1955 - Gene Peterson

An interview with the first camp Director

Interview compiled by Jim King, TSR Alumni Association.


Q. What year were you on Tomahawk staff?
A. 1955


Q. What was your position?
A. Camp Director


Q. What was happening at Tomahawk during your tenure? What was new?
A. The camp was being built. We were operating one sub-camp next to Lake Nielsen. We had one building – the Service Lodge (now called the Chippewa Dining Hall). The plan was that there would be at least two sub-camps plus a family camp. An administration building and service building would be built near the ranger’s home, fairly close to the reservation entrance. The administration building would contain the main camp kitchen and prepared meals would be delivered to the sub camp service lodges where it would be served to the campers. However, when camp started, we only had the service lodge with a temporary kitchen.


Q. What was your most memorable experience?
A. The biggest challenge was hot water. The new water heater had not arrived so at the last minute some of us went back to Camp Neibel on Balsam Lake, tore the old water heater out of the dining hall and brought it to Tomahawk. The plumbers finished installing it on Saturday. The campers arrived on the next day, and we were off and running. In spite of these facility problems and a bad storm or two, we had a great summer. That was a tribute to a great staff that went the extra mile everyday and a wonderful camping committee of volunteers that supported us.


Q. How did your experience at Tomahawk affect your life?
A. The experience of 1955 was a great learning experience for me. I learned a great deal about the need to be flexible in handling situations and managing people that served me well for my entire career with the BSA and all other parts of my life.

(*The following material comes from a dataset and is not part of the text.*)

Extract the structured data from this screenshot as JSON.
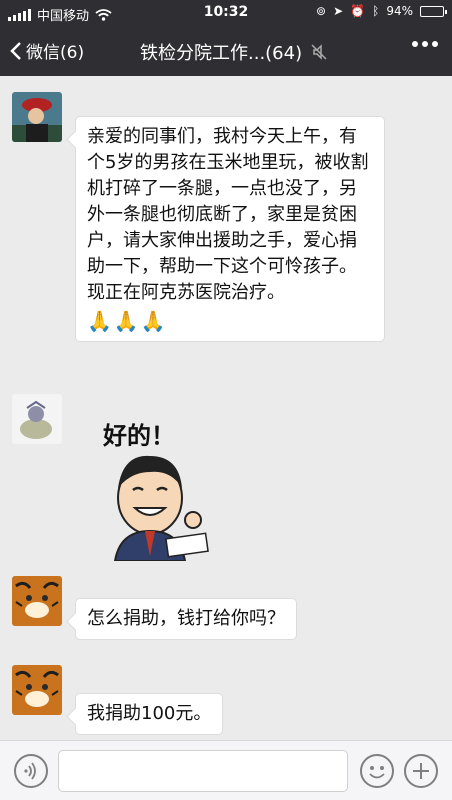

Q. What was your favorite place in camp?
A. My favorite place in camp was on Lake Nielsen, although we had little time to spend there.


Q. Do you have any advice for the current staff?
A. My advice to the current staff would be to never lose sight of the principles of the BSA in your work and to be creative in that work. Camping is the reason kids join the Scouts. Good and exciting camp programs keep them in Scouting. Character is developed over time. If this is true, then summer camp is one of the most important elements in achieving the mission of Scouting because it keeps boys in the program. You have one of the finest facilities in America to work in and one of the very best Boy Scout Councils in America providing it.


Q. When was your last visit to Tomahawk? What was different?
A. My wife and I have been back to Tomahawk many times since 1955. Each time we are amazed at the continued development. New buildings, new areas, new program opportunities and especially the up keep of the camp and the outstanding young people working there. The last time we were there was the summer of 2000 with the camp inspection visit.


Q. What is your current occupation / affiliation with Scouting, etc?
A. Currently I am retired after 41 years with the Boy Scouts of America. After the 1955 summer at Tomahawk I accepted a position on the Viking Council staff in Minneapolis. In 1957-59, I was Director of Services at Many Point Scout Reservation. During my tenure on the Viking staff I was a District Executive, Field Director, Assistant Scout Executive and Director of Field Service. In 1975 I became the Scout Executive of the Central Minnesota Council in St. Cloud. In 1983, I became an Area Director for the North Central Region working with the nine councils in Minnesota, North Dakota and South Dakota. I retired in January 1991. My only affiliation with Scouting today is as an Honorary Life member of the Indianhead Council.


Q. What former staff members do you keep in touch with?
A. The only 1955 camp staff members that I still keep in touch with are Dave Fihn from Detroit Lakes, MN and Bruce Foster who lives in River Falls, WI.


1955 - Gene Peterson